Run through the records and, wherever a line holds the word "Manfred", return that line.
═════ Data for review ═════
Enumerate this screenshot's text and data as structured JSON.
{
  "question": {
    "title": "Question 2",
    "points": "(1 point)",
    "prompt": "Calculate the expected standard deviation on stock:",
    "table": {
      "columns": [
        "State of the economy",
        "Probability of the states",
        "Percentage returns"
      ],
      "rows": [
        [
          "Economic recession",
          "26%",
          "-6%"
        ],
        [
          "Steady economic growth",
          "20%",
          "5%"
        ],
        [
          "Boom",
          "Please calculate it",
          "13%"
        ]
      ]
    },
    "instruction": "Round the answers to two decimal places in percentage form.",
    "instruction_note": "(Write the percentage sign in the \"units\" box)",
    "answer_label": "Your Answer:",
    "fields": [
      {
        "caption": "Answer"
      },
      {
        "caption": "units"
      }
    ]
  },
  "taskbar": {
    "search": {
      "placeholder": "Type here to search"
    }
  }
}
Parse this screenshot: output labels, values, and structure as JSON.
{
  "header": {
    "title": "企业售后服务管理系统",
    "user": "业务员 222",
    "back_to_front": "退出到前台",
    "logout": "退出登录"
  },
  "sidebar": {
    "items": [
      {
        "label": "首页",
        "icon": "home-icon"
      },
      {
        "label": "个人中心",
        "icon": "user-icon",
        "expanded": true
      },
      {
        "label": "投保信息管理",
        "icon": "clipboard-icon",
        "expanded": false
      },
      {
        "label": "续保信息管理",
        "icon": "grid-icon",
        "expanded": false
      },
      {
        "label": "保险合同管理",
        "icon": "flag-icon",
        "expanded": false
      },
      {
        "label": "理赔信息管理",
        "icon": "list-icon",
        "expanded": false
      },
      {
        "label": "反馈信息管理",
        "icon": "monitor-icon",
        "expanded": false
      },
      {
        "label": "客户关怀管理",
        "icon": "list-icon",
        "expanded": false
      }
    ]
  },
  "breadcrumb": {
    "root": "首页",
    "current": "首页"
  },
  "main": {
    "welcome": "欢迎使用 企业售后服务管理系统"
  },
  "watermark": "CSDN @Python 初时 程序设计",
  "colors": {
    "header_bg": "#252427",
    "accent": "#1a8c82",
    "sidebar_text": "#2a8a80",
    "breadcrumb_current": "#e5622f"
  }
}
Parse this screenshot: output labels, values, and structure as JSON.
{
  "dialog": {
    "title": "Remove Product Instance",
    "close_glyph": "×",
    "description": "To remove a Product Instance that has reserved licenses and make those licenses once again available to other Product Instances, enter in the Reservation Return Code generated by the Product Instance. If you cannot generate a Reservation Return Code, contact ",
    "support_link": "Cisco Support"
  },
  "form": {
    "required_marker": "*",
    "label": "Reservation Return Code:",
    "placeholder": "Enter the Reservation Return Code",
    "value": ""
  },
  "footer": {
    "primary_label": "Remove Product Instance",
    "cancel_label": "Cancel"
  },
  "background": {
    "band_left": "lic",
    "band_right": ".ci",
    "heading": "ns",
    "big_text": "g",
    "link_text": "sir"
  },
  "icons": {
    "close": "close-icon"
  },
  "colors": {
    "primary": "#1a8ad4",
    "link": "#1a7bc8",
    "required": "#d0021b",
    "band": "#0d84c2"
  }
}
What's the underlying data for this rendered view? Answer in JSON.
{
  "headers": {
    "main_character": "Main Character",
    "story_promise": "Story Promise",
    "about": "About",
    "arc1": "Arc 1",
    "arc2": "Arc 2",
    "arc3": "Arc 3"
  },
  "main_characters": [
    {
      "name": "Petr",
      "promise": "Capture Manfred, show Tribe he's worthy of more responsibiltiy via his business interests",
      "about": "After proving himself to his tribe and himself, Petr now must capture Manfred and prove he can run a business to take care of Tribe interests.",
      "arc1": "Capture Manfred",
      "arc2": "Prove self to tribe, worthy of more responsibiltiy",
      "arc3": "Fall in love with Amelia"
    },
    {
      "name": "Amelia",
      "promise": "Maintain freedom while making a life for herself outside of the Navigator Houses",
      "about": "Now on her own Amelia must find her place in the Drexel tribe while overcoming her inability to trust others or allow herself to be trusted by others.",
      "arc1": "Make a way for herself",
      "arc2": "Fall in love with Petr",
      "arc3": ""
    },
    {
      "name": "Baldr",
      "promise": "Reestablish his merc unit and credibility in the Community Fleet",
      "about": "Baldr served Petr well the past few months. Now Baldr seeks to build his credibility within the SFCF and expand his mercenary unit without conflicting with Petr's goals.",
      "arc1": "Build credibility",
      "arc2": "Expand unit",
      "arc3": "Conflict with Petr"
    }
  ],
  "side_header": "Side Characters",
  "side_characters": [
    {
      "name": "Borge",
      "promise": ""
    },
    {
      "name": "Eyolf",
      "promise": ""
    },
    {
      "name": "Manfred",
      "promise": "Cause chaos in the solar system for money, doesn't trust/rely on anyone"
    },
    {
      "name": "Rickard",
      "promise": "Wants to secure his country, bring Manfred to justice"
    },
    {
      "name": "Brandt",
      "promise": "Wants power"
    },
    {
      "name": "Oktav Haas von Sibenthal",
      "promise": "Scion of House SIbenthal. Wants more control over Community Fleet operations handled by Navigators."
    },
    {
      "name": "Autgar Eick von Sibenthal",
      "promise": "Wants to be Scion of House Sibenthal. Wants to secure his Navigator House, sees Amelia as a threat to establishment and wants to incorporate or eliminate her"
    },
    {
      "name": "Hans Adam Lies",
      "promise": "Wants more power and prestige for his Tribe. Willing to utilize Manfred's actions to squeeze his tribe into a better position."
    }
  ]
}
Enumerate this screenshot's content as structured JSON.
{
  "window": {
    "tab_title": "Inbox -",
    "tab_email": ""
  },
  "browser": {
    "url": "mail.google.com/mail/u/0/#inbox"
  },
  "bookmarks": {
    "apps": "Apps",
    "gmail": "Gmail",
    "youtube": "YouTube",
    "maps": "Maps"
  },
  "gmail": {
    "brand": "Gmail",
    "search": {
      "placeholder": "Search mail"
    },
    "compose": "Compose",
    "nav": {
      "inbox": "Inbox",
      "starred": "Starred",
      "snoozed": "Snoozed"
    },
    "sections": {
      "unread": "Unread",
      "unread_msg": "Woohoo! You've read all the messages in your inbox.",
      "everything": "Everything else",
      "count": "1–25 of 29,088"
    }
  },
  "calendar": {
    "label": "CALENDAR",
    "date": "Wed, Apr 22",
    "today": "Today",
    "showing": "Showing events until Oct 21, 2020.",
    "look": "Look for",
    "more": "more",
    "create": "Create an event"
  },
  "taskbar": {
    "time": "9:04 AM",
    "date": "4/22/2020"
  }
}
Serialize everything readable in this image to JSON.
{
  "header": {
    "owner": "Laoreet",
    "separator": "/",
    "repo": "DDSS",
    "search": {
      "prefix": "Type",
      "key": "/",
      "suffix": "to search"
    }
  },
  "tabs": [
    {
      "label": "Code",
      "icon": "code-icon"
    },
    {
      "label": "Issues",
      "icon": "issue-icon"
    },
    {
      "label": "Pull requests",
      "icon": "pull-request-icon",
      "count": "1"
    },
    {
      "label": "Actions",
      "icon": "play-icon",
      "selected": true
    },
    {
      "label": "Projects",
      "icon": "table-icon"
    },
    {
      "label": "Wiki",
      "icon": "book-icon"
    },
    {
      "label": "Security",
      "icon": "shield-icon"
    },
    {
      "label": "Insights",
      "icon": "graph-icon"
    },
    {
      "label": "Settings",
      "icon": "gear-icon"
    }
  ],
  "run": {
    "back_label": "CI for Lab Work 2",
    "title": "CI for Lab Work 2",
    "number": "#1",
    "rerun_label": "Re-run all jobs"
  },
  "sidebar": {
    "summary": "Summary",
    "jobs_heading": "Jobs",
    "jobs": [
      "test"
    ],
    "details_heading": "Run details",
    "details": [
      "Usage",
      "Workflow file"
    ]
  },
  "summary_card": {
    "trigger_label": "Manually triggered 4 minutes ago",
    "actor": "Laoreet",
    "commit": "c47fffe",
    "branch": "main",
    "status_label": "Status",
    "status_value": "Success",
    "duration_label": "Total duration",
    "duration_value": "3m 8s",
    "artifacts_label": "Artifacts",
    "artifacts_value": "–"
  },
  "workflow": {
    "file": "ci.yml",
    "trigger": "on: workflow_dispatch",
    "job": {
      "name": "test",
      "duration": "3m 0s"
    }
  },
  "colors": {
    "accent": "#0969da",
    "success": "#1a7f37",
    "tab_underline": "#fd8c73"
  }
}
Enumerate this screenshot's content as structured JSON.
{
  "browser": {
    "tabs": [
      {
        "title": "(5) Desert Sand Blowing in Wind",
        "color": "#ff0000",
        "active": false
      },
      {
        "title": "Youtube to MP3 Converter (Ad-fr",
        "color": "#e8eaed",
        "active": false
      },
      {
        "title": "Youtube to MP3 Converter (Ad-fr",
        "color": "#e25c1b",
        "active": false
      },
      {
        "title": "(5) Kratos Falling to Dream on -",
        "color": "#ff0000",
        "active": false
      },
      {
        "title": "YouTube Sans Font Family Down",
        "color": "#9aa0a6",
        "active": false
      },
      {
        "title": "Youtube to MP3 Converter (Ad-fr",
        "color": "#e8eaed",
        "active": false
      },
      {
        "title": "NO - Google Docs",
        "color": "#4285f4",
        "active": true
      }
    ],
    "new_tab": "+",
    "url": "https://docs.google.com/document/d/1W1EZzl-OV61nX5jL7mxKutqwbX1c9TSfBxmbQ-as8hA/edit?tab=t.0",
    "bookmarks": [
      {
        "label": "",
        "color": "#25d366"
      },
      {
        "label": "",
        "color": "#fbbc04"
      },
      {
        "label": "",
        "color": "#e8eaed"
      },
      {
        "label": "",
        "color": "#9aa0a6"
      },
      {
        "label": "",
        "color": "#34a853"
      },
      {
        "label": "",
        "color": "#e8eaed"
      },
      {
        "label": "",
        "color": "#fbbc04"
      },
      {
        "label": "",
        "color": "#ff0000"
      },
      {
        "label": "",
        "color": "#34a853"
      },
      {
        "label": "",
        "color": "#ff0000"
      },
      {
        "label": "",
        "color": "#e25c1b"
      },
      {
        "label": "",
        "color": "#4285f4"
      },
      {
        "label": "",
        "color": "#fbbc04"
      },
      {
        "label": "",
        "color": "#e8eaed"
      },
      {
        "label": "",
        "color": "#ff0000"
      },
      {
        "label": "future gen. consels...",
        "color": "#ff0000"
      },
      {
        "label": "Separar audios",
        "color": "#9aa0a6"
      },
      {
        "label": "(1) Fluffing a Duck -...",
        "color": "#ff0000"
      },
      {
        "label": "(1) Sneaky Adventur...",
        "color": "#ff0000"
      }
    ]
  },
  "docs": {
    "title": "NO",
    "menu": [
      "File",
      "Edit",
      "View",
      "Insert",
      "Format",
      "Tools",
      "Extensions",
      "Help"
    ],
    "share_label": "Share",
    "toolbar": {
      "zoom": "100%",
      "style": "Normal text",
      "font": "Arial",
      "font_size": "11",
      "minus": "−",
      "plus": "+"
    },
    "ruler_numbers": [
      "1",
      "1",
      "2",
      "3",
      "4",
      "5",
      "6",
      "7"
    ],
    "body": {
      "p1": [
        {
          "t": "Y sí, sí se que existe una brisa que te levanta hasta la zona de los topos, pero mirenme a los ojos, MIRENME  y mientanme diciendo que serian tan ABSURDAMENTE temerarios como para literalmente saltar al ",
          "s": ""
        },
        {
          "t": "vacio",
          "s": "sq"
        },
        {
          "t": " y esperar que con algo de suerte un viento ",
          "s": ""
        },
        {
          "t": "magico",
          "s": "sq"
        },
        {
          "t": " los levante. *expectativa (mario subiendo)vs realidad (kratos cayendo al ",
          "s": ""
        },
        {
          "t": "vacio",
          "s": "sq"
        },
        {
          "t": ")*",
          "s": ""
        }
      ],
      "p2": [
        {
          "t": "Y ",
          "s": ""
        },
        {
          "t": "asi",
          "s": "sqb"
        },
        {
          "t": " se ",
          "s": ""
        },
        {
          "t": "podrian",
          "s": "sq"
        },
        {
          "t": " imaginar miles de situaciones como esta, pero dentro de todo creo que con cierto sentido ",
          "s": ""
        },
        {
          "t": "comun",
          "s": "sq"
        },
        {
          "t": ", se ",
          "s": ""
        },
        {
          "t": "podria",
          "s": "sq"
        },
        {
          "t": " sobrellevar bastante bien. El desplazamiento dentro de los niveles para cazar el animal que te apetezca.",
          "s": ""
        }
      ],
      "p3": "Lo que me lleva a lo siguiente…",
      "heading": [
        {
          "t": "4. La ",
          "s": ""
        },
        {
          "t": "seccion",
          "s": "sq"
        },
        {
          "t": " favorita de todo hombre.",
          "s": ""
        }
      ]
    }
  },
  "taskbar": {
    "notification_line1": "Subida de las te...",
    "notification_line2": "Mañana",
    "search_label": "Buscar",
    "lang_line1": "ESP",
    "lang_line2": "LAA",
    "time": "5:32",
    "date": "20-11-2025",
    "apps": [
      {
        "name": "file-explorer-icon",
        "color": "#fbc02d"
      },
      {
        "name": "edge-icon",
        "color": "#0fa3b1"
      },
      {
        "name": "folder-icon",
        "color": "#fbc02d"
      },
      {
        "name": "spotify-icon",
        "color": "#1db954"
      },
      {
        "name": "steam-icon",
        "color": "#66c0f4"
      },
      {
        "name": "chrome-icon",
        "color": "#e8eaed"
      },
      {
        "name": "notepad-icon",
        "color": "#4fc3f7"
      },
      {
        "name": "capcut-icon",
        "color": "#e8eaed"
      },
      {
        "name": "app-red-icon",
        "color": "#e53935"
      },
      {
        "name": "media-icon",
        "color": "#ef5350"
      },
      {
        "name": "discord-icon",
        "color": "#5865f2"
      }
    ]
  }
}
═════
# Answer to the exercise
      "promise": "Capture Manfred, show Tribe he's worthy of more responsibiltiy via his business interests",
      "about": "After proving himself to his tribe and himself, Petr now must capture Manfred and prove he can run a business to take care of Tribe interests.",
      "arc1": "Capture Manfred",
      "name": "Manfred",
      "promise": "Wants to secure his country, bring Manfred to justice"
      "promise": "Wants more power and prestige for his Tribe. Willing to utilize Manfred's actions to squeeze his tribe into a better position."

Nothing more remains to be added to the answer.